We also read that when his children were not actually dying, they battled with smallpox, measles, the flux, ague, colds and numerous other infections. Even though he was wealthy there was no effective treatment available for his children – they resorted to desperate measures. When one of their children could not shake off what Samuel describes as “irrepressible convulsions”, they decided based on medical advice to remove him from the home and send him to live with his grandparents. The child was so distraught that he wept uncontrollably for days and then died. Samuel was grief-stricken and could not forgive himself for the decision he had made. He had sent his little one away to his death.

This suffering is unknown to us; we cannot imagine it; just surviving required all their time, effort and energy. 

So the question we must ask is: “what can such poor, backward, and needy people teach us about family life?” We have the blessings of medical expertise and provision in childbirth, technological advancements, freedom, relaxation and leisure time, educational opportunities for all, facilities, freedom, security, prosperity and ease. We do not live in craven fear that our wives will die in childbirth and we do not tremble and sweat every night at the thought that our infant children could be dead when we wake up. We expect life, luxury and provision!

Surely these Puritans are to be pitied, not copied! Surely the appropriate prayer is “Lord, thank you that we are not like them!” not “Lord help us be like them.”

Is that right?  Amazing though it may seem, Puritan households were often far happier and definitely far holier than ours. For what do you find in the modern households of Britain and America?

There is division: sometimes formal and legal, often in practice and by experience. Either way, there is little harmony. In fact, in a significant number of modern homes you will only find one resident parent, and even if the parents are still together the marriage may often be hanging by a thread. This assumes, of course, that the parents were married in the first place, which is increasingly rare.

There is distress: fear, insecurity and discontentment are likely to be found. Selfishness is rife and there is no love, in fact, they have forgotten what love really is because to many it is no more than what can be seen in the Hollywood movies. 

There is dysfunction: family life just doesn't work, it is like a broken machine. Roles are not understood; responsibility is not accepted; respect is not given. Anarchy reigns.

By contrast, in the Puritan household one finds harmony, security and success—even in the very midst of the difficulties that Samuel Sewall’s family faced. How? What was their secret? If we fail even with all our advantages, how could they succeed despite their massive natural disadvantages?

Answer: They were biblical in their approach to family life. 

They did not trust their own instincts or training—they looked to the word of God. When it came to practical living, they were especially keen on the Proverbs, which they viewed as heavenly wisdom for life on earth.

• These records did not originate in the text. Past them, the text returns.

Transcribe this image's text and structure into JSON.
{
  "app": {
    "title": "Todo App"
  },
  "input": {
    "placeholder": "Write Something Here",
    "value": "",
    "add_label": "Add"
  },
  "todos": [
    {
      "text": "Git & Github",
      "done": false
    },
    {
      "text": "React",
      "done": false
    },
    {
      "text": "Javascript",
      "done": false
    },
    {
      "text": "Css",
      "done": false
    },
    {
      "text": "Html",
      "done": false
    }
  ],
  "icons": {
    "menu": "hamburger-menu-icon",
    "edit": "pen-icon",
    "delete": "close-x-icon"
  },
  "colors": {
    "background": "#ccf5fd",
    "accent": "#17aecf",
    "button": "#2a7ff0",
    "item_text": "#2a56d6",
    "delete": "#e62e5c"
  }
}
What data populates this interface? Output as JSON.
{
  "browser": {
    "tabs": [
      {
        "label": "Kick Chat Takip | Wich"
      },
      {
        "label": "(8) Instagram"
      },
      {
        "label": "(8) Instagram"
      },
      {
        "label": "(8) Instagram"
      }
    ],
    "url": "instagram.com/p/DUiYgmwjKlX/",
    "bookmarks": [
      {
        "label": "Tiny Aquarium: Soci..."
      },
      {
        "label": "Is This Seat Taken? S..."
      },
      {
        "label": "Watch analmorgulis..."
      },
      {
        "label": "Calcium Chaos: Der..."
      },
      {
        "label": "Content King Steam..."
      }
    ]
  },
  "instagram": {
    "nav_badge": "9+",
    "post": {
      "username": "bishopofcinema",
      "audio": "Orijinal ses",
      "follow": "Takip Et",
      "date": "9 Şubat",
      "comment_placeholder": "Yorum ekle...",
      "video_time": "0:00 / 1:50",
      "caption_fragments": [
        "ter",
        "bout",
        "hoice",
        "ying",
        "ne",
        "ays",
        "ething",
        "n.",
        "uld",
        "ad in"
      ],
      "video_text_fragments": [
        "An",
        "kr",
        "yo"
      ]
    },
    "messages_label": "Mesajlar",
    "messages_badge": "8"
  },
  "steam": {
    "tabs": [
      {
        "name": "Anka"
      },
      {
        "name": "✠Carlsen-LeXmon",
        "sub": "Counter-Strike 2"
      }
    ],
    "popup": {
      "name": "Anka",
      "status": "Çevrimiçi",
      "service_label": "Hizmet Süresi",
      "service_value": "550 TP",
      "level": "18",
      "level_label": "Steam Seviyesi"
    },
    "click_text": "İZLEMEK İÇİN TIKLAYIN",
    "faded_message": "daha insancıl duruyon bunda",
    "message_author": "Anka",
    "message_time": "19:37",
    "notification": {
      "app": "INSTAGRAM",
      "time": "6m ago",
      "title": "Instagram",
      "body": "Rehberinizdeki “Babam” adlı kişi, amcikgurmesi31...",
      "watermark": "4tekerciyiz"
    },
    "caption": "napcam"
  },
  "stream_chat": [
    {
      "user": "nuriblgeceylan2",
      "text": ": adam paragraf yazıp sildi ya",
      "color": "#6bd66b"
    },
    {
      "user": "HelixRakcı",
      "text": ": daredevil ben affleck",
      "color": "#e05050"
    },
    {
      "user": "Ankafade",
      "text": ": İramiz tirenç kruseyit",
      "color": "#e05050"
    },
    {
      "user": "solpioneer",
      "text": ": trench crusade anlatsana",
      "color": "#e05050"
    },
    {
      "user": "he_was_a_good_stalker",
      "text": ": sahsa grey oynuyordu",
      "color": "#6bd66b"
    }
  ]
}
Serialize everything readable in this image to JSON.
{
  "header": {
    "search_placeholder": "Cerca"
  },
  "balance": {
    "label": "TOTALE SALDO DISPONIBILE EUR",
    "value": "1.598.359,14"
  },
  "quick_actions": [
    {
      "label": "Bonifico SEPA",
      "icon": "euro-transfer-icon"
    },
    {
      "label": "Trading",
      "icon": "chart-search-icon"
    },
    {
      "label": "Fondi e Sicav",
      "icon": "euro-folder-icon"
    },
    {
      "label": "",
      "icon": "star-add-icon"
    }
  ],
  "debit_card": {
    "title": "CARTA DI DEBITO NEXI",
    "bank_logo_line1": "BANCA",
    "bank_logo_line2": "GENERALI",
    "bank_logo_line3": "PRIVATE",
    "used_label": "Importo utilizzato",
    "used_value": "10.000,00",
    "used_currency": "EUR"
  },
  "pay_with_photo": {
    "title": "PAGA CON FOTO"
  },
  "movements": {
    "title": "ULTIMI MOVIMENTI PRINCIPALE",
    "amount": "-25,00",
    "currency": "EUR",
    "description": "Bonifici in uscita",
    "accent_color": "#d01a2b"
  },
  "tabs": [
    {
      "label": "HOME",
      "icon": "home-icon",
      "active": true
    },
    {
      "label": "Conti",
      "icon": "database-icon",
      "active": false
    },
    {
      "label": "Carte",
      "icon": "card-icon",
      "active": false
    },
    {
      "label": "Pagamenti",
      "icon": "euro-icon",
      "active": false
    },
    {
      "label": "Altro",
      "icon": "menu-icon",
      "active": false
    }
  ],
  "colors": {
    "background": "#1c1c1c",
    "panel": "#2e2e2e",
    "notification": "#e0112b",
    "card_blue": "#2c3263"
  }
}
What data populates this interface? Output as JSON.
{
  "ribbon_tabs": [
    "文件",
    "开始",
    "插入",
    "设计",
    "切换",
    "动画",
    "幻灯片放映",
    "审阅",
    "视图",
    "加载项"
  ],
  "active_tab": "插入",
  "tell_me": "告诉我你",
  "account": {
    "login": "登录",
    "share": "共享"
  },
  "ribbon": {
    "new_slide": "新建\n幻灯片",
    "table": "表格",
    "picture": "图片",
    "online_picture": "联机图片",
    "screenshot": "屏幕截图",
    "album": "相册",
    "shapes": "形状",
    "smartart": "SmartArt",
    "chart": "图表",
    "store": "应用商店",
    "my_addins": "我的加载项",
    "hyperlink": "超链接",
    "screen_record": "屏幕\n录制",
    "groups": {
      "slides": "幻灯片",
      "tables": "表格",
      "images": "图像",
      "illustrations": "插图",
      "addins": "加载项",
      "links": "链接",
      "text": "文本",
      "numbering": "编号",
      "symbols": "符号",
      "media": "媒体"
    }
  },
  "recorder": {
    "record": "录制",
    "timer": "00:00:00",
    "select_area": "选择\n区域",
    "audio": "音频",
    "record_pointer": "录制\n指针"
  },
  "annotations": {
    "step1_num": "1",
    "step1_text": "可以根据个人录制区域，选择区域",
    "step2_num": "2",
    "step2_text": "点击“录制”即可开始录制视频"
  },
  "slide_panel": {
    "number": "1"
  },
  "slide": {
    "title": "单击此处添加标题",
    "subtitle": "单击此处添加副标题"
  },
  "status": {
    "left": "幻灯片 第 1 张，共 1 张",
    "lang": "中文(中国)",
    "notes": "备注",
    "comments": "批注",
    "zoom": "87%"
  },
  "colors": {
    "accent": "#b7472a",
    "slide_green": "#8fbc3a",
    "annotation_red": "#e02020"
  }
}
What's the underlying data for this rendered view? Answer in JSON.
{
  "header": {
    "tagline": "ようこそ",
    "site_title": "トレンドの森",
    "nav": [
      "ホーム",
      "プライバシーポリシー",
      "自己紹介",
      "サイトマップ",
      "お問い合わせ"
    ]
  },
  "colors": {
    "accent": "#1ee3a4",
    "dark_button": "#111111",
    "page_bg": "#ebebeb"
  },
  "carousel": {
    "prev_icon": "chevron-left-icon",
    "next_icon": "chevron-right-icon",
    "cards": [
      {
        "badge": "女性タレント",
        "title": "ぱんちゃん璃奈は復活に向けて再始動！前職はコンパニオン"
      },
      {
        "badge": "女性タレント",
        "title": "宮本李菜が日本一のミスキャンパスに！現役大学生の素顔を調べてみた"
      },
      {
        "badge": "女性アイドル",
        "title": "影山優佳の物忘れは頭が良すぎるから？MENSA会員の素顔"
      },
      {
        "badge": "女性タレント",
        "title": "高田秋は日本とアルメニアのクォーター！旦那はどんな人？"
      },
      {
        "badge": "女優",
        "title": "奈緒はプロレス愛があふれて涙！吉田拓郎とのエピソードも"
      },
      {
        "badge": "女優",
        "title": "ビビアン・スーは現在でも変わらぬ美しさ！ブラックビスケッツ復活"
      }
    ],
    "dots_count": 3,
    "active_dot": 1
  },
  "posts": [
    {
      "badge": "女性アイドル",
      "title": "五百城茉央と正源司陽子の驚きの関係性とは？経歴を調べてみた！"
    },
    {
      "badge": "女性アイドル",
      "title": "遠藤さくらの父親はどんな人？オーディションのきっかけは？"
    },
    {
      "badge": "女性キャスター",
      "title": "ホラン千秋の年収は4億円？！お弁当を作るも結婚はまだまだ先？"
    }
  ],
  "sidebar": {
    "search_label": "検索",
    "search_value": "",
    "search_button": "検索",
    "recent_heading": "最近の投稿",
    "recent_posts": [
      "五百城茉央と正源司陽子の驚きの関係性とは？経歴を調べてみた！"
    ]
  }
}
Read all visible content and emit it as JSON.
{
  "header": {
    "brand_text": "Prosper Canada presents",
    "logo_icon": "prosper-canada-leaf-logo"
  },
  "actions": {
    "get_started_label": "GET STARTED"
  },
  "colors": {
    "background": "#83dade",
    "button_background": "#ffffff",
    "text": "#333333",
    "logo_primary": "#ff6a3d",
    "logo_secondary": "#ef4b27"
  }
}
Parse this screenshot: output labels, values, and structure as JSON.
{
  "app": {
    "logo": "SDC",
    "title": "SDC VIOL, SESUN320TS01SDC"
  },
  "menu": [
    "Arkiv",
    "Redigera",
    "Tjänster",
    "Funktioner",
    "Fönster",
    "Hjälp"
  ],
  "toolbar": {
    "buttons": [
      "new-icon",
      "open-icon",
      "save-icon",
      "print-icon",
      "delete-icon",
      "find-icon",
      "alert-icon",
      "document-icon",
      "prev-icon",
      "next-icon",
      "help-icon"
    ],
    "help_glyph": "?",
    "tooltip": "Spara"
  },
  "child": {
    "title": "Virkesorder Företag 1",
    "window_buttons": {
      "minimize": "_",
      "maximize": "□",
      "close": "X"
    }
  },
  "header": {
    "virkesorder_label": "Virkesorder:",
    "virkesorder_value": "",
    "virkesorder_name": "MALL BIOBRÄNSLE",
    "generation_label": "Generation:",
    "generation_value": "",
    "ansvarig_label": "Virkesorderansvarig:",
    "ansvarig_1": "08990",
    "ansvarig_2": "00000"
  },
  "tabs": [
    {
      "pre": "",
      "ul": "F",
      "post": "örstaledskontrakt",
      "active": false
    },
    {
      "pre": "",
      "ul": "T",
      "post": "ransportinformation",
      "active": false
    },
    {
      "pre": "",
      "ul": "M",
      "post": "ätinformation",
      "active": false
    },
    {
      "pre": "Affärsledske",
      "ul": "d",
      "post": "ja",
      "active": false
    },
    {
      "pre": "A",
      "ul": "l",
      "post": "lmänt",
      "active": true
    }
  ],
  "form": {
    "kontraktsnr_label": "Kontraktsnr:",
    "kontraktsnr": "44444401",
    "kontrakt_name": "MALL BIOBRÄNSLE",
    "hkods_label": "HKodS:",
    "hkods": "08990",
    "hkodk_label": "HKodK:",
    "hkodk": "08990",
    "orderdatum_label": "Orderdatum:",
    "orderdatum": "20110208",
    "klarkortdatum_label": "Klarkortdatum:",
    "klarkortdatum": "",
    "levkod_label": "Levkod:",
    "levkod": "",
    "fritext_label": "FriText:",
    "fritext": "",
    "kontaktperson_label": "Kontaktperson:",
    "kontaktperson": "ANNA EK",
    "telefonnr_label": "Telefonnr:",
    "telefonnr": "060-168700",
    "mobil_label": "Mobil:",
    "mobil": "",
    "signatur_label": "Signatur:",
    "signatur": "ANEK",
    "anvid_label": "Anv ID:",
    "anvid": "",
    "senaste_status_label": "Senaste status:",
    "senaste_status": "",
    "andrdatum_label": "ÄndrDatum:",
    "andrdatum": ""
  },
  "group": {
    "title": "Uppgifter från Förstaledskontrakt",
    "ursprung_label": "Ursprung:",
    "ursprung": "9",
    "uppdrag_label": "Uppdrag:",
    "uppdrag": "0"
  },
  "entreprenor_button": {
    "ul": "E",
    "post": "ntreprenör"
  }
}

In fact, the Puritans were an incredibly earthly lot and their concern was to live on God’s earth according to his will and plan. God’s word was their rule for all earthly life, and this included the family. They believed and followed the teaching of Proverbs 3:

“Trust in the Lord with all your heart, do not lean on your own understanding. In all your ways acknowledge him, and he will make straight your paths. Be not wise in your own eyes; fear the Lord, and turn away from evil. It will be healing to your flesh and refreshment to your bones.”

Next time, let's consider the first of three aspects of this heavenly wisdom for family living, according to the Puritan way. 


Oliver Allmand-Smith is an elder at Trinity Grace Church, Manchester, UK where he has been in pastoral ministry since 1998. He has a degree in history from Cambridge University and is a trustee of IRBS Theological Seminary in Mansfield, Texas and Trinity Pastors' College in Nairobi, Kenya. He is married to Alison and the Lord has blessed them with six children.


Related Links

"Review: How the West Really Lost God" by D.G. Hart

"Was the Nuclear Family a Mistake?" by Justin Poythress

"Griefe O're Doth Flow" by Ben Ciavolella

Meet the Puritans by Joel Beeke & Randall Pederson

Family Worship by Donald Whitney